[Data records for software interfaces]

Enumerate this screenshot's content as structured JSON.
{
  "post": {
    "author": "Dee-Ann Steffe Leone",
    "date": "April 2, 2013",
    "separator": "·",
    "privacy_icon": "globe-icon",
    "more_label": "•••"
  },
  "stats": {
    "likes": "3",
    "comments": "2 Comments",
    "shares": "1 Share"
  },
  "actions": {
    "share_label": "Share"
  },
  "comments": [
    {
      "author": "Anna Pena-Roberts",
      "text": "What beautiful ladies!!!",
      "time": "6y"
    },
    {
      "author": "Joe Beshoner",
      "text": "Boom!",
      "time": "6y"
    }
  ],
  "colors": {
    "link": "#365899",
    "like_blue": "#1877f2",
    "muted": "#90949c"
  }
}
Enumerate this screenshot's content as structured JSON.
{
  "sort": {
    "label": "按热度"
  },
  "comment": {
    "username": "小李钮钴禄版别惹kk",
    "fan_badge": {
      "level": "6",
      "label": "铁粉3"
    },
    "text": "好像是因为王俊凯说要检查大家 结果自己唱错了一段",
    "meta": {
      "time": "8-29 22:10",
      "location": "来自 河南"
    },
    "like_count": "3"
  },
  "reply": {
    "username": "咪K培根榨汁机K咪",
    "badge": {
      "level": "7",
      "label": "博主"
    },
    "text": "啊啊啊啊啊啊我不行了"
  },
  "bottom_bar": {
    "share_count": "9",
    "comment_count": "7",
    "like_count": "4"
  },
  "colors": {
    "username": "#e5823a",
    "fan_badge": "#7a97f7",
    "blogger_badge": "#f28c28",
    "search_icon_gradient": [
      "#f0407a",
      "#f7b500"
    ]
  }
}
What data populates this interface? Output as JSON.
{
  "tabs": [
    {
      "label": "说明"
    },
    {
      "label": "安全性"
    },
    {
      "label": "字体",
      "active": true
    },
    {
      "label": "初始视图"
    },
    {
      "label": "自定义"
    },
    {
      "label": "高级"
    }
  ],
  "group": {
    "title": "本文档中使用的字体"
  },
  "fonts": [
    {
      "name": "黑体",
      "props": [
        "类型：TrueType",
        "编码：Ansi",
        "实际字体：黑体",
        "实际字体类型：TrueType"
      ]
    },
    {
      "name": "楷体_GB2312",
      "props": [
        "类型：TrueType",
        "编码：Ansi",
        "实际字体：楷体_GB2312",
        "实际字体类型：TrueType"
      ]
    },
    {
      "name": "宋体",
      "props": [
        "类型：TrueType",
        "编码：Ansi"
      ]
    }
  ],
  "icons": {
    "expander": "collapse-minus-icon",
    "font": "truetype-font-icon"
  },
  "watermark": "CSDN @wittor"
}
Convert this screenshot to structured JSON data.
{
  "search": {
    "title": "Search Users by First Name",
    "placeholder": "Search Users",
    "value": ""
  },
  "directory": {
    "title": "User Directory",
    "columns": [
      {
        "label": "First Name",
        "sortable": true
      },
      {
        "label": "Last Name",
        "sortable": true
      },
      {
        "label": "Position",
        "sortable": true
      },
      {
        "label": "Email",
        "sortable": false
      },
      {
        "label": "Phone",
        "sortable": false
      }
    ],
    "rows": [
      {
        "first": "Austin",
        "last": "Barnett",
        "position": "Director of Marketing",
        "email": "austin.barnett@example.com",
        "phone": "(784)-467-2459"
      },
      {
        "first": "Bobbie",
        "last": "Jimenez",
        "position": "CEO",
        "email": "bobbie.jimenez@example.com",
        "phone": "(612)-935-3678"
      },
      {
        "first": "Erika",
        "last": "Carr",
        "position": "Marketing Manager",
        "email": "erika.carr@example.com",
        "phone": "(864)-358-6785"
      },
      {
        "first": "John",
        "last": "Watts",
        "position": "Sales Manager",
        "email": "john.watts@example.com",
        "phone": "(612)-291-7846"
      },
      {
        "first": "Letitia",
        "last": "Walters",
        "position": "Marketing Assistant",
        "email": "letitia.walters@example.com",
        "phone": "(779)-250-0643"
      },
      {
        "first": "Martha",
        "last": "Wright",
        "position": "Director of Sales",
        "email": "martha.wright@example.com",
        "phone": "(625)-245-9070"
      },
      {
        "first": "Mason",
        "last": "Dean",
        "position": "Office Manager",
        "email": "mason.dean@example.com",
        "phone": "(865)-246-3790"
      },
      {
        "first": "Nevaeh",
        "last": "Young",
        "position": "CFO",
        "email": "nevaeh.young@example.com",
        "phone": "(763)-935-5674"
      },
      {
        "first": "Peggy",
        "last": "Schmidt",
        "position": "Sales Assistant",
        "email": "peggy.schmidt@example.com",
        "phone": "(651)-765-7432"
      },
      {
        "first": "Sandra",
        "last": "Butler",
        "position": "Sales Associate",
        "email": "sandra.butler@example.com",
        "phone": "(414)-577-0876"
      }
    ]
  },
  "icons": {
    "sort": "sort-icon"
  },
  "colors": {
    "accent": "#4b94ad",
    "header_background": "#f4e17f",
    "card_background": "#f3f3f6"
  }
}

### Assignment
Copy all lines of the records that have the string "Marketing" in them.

### The answer
        "position": "Director of Marketing",
        "position": "Marketing Manager",
        "position": "Marketing Assistant",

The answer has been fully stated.